Before we talk science, let's just put this out there straight away. The award for Best Supporting Actor goes to ... Heath Ledger. In an incredibly nuanced, original, fascinatingly detailed, and entertaining performance, the late Mr. Ledger steals the movie. It is a performance well deserving of a Best Supporting Actor Academy Award.
As far as the science goes, we've discussed in a controversial previous article on this site a number of action sequences where we apply some "movie physics" analyses. The general conclusion is that the scenes are typical of the high-octane action/superhero genre and demonstrate the characteristic Hollywood extended unreality.
However, an interesting variation on the usual fare includes the use of actual Batmobile prototypes in the filming. These were designed for high performance and are used in many of the stunts, rather than being simulated with computer graphics technology.
Furthermore, although it would be an understatement to point out that there are some big explosions in The Dark Knight, it's kind of refreshing that these explosions don't occur every time a car crashes (not that there aren't a prodigious quantity of automobile collisions throughout the movie).
The exploding car has become a rather silly Hollywood cliché. Watch the Mission: Impossible movies or a James Bond film. Almost every time a car crashes or gets nicked by a bullet it explodes. It becomes rather irritating after a while. How hard is it for a car to really explode? Well, it's really hard. A specific ratio of gasoline vapor to liquid within a very small range is required -- and a spark. And if you think a bullet fired into the gas tank will do the job, check out Mythbusters. Anyway, congratulations to The Dark Knight for some restraint in this area at least.

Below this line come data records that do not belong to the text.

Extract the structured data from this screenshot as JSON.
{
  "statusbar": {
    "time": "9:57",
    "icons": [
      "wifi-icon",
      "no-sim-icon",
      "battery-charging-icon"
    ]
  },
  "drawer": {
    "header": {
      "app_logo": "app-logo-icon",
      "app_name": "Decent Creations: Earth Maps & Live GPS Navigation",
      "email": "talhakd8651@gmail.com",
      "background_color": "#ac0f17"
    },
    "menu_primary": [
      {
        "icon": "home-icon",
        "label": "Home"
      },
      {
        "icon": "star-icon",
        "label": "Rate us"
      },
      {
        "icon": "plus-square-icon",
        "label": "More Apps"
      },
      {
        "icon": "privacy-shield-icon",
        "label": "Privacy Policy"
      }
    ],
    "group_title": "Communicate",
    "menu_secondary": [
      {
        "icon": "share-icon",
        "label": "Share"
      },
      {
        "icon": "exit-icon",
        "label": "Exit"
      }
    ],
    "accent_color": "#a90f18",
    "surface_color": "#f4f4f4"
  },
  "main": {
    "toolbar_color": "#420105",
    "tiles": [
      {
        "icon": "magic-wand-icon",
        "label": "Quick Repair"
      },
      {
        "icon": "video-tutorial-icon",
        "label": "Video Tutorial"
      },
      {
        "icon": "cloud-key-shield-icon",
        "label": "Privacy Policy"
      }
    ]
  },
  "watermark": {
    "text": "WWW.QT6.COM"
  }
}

Arguably the most interesting scientific application woven into the plot of the film involves the use of cell phone technology. While using these as radar-like imaging devices (as they do to map out the interior of Mr. Lau's office building) would have some serious technological difficulties, eavesdropping by intercepting cell phone transmissions and remotely activating cell phone microphones, even when the phone is turned off, is possible and in fact has been used by the FBI for surveillance purposes.
From what was said in the Ironman movie. I'd be willing to guess that the "fictional" Arc reactor would probably generate power by hydrogen fuel, not nuclear fusion. In the movie he says he needs palladium to construct the first one. When palladium is at room temperature and atmospheric pressure, it can absorb up to 900 times its own volume of hydrogen, which makes palladium an efficient and safe storage medium for hydrogen and hydrogen isotopes. This indicates that it is a good possibility the arc reactor uses hydrogen as a fuel. But the amount of energy that it stores and emits is massive. The first one that he constructed in the cave could generate 3 gigajoules per second, while the second, Stark stated could generate 4 times that. That'd be 12 gigawatts of power, or roughly 16 million horsepower.
As for Ironman,
I'm betting a 'Palladium' was just a word the writers found sufficiently exotic and 'sciency' sounding. As for the rocket effect instead of 'repulsor rays', rocket effects provide much better visuals for the screen then so called repulsors.